9. Given the reductions in public capital grants, the sector is now funding a significantly higher proportion of capital expenditure from internal cash reserves or through other sources to help maintain the quality of infrastructure. In 2012-13, forecasts show that the sector requires £1,499 million from its own cash reserves, equivalent to 6 per cent of total income, to help fund the capital investment planned for that year. Some institutions will need to increase surpluses in future years above current levels to ensure that the quality of the infrastructure in the higher education sector does not deteriorate, which would harm its long-term sustainability.

10. Based on the revised financial forecasts for 2012-13, no institutions are close to the risk of insolvency. This is supported by independent institutional audits and the sector’s own projected continuation of positive cash in-flows and healthy cash-backed reserves. Strong liquidity is necessary for HEIs efficiently to manage the potential increased volatility and unpredictability of the new funding system and the increasing competition from international higher education institutions.
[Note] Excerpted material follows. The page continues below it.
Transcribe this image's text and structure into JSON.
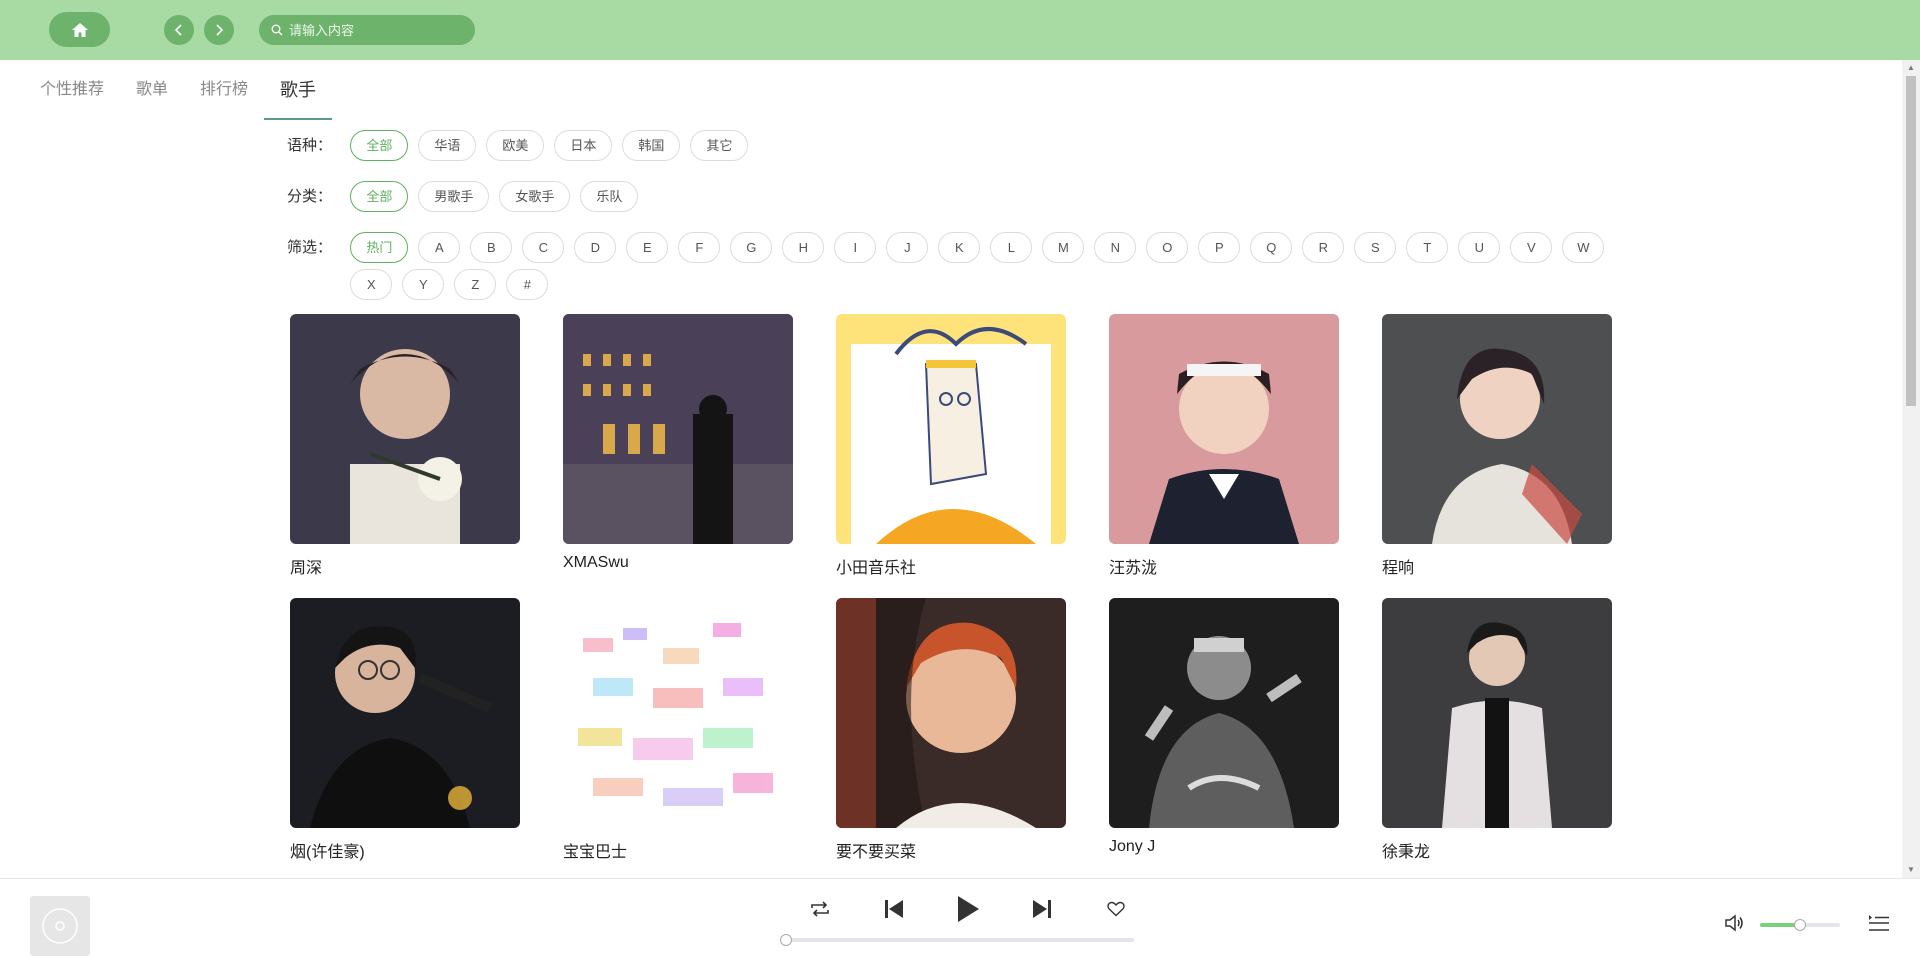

11. We will publish an update on the financial health of the sector in the autumn, when we have received and analysed all HEIs’ financial forecasts for the period 2013-14 to 2015-16.

Action required

12. No action is required: this report is for information. 

Date: March 2013

Ref: 2013/04

To: Heads of HEFCE-funded higher education institutions

Of interest to those
responsible for:

Audit, Estates, Finance, Governance, Management, Planning

Enquiries should be directed to:

HEFCE assurance consultants or assurance advisers